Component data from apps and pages
»»

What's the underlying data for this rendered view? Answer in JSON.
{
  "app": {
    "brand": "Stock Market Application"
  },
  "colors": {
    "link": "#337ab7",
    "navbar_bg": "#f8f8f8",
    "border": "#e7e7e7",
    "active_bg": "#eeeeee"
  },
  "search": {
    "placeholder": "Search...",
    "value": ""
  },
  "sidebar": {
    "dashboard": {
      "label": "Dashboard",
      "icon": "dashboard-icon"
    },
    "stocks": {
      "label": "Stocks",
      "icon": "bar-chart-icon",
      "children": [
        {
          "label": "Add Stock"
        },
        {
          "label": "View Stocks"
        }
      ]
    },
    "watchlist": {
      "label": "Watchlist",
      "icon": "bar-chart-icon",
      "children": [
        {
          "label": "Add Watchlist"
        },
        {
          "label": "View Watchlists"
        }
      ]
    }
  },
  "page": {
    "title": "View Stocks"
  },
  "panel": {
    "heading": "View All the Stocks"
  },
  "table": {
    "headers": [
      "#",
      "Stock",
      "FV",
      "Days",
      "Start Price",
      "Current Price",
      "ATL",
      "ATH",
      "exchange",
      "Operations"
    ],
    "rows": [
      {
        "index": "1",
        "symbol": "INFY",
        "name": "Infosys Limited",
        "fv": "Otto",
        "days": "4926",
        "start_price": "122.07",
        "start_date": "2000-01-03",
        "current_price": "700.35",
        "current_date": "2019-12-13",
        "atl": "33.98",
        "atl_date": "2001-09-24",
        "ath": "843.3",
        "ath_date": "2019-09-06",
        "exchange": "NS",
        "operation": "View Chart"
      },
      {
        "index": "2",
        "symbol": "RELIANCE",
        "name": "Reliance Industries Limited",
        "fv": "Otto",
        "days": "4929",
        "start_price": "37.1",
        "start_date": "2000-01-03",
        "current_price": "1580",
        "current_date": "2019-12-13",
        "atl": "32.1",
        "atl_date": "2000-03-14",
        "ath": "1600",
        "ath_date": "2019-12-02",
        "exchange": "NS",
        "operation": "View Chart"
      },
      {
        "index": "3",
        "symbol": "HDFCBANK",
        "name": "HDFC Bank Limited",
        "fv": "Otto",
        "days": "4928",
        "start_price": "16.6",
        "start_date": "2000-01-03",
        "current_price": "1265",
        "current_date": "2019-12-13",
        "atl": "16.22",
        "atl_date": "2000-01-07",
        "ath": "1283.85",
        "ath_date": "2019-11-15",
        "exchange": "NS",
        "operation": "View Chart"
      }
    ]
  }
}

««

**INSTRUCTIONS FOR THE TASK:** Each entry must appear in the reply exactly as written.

**RESULT OF THE EXERCISE:**
What's the underlying data for this rendered view? Answer in JSON.
{
  "app": {
    "brand": "Stock Market Application"
  },
  "colors": {
    "link": "#337ab7",
    "navbar_bg": "#f8f8f8",
    "border": "#e7e7e7",
    "active_bg": "#eeeeee"
  },
  "search": {
    "placeholder": "Search...",
    "value": ""
  },
  "sidebar": {
    "dashboard": {
      "label": "Dashboard",
      "icon": "dashboard-icon"
    },
    "stocks": {
      "label": "Stocks",
      "icon": "bar-chart-icon",
      "children": [
        {
          "label": "Add Stock"
        },
        {
          "label": "View Stocks"
        }
      ]
    },
    "watchlist": {
      "label": "Watchlist",
      "icon": "bar-chart-icon",
      "children": [
        {
          "label": "Add Watchlist"
        },
        {
          "label": "View Watchlists"
        }
      ]
    }
  },
  "page": {
    "title": "View Stocks"
  },
  "panel": {
    "heading": "View All the Stocks"
  },
  "table": {
    "headers": [
      "#",
      "Stock",
      "FV",
      "Days",
      "Start Price",
      "Current Price",
      "ATL",
      "ATH",
      "exchange",
      "Operations"
    ],
    "rows": [
      {
        "index": "1",
        "symbol": "INFY",
        "name": "Infosys Limited",
        "fv": "Otto",
        "days": "4926",
        "start_price": "122.07",
        "start_date": "2000-01-03",
        "current_price": "700.35",
        "current_date": "2019-12-13",
        "atl": "33.98",
        "atl_date": "2001-09-24",
        "ath": "843.3",
        "ath_date": "2019-09-06",
        "exchange": "NS",
        "operation": "View Chart"
      },
      {
        "index": "2",
        "symbol": "RELIANCE",
        "name": "Reliance Industries Limited",
        "fv": "Otto",
        "days": "4929",
        "start_price": "37.1",
        "start_date": "2000-01-03",
        "current_price": "1580",
        "current_date": "2019-12-13",
        "atl": "32.1",
        "atl_date": "2000-03-14",
        "ath": "1600",
        "ath_date": "2019-12-02",
        "exchange": "NS",
        "operation": "View Chart"
      },
      {
        "index": "3",
        "symbol": "HDFCBANK",
        "name": "HDFC Bank Limited",
        "fv": "Otto",
        "days": "4928",
        "start_price": "16.6",
        "start_date": "2000-01-03",
        "current_price": "1265",
        "current_date": "2019-12-13",
        "atl": "16.22",
        "atl_date": "2000-01-07",
        "ath": "1283.85",
        "ath_date": "2019-11-15",
        "exchange": "NS",
        "operation": "View Chart"
      }
    ]
  }
}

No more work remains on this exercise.